Pesticides, indoor

Pesticides, indoor
Human Health Risk
Ecological Risk
Socioeconomic Risk
Pesticides include any compounds employed to destroy, prevent, or control pests. By their
very nature, these chemicals present some risk of environmental harm. Approximately 600
substances are registered as pesticides, each having different chemical, physical, and
toxicological characteristics. Indoor exposure to pesticides results from their direct use as
disinfectants or pest control as well as indirectly as a result of drifting or tracking in from
outdoors. Rugs and floors are a major source of pesticide residues; household dust has
been found to contain higher pesticide levels than the surrounding outdoor soils in a number of studies. Chemicals used for termite control, some of which have been banned for
residential use, may continue to persist in indoor air years later. Pesticides that degrade
readily in soils may persist for longer periods in indoor environments.
What’s at risk?
What are the human health impacts in
New Jersey?
According to EPA data, many people receive
80% to 90% of their exposure to pesticides
indoors. Exposure occurs via inhalation of
residues in the air, skin contact, and ingestion of
residue carried by dust or particles. Pesticide
residues may be found in homes many years
after chemical use has been discontinued—some
of the most persistent pesticides such as DDT
are still detected. The exposure level to specific
populations in New Jersey cannot be quantified,
but according to national estimates, 75% of
American households used at least one pesticide
indoors during the year. While it is unknown
what percentage of these households are adversely affected by indoor pesticide levels, there
is concern about the chronic impacts of low
doses on the endocrine, reproductive, and
neurological systems, immune response, and on
learning and memory. There is also a potential
for acute effects resulting from misuse or
accidental poisoning. Several thousand calls
related to pesticides are placed annually to the
New Jersey Poison Information and Education
What are the socioeconomic impacts in
New Jersey?
The socioeconomic TWG estimated impacts
from pesticide exposures from all sources. Using
national estimates, at least $8 million in medical
costs may be expected as a result of increased
childhood cancers and accidental poisonings
related to pesticide exposures. Studies have
shown that most people worry about pesticide
residues in food. Potential loss of biodiversity
may also contribute to an aesthetic impact.
Overall, socioeconomic risks from pesticides are

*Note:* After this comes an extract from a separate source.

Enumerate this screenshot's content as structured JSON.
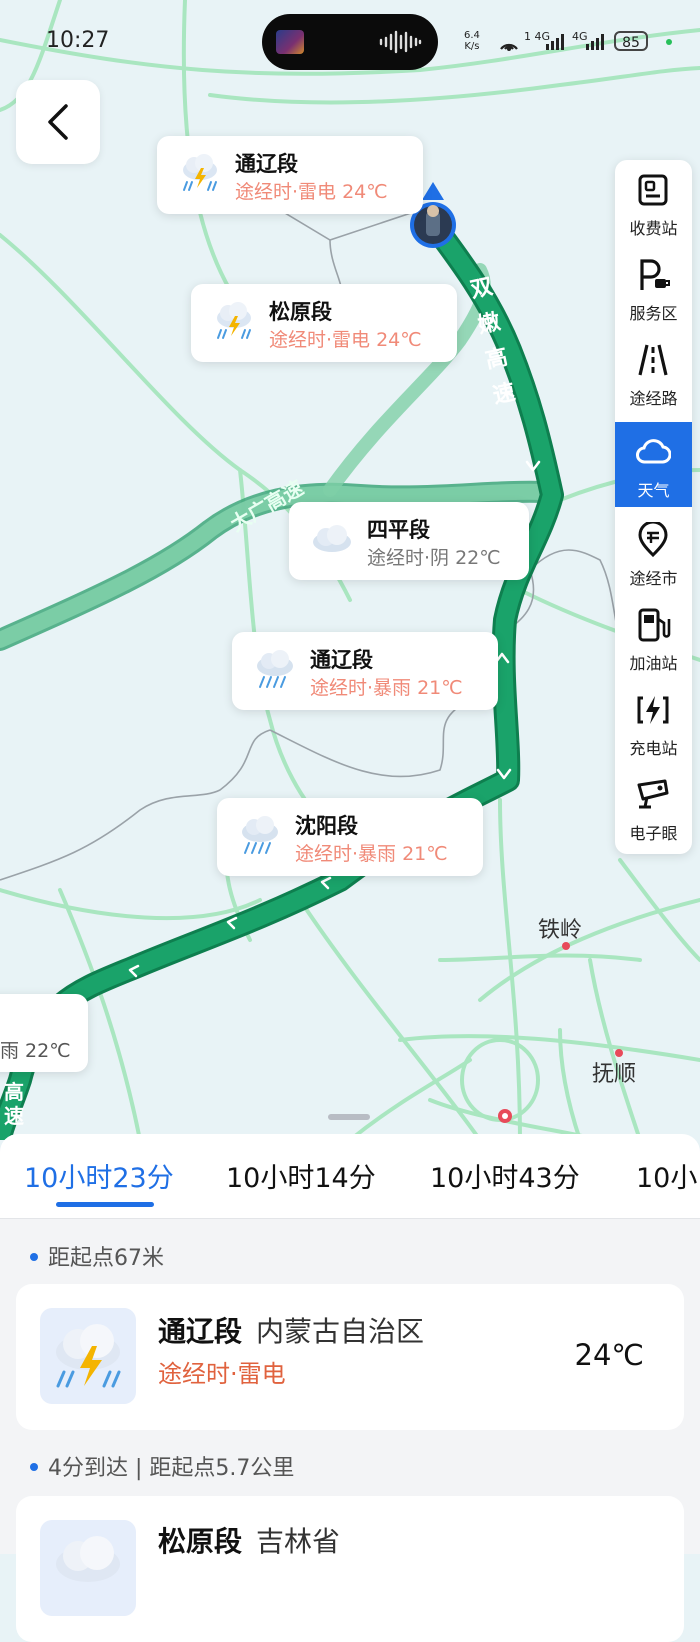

considered high, but there are significant uncertainties.
What’s being done?
A number of the most persistent pesticides have
been banned from use, but continue to be
detected in indoor environments. Regulations
govern the professional pest control industry.
Product labeling and education efforts contribute to increasing consumer safety. There are
currently no regulations pertaining to the safe
storage of pesticides where they are sold to the
general public.
Final Report of the New Jersey State Comparative Risk Project
Virtually everyone is exposed to some degree
and infants and children are especially at risk
from ingesting pesticide residues on floors and
objects. Asthmatics or other sensitive individuals
may also be at increased risk. Residents of older
homes treated for termites and urban residents
with persistent pest control problems may have
elevated indoor levels. Suburban residents and
homes in agricultural areas where large quantities
of chemicals are applied outdoors may also have
correspondingly higher indoor levels.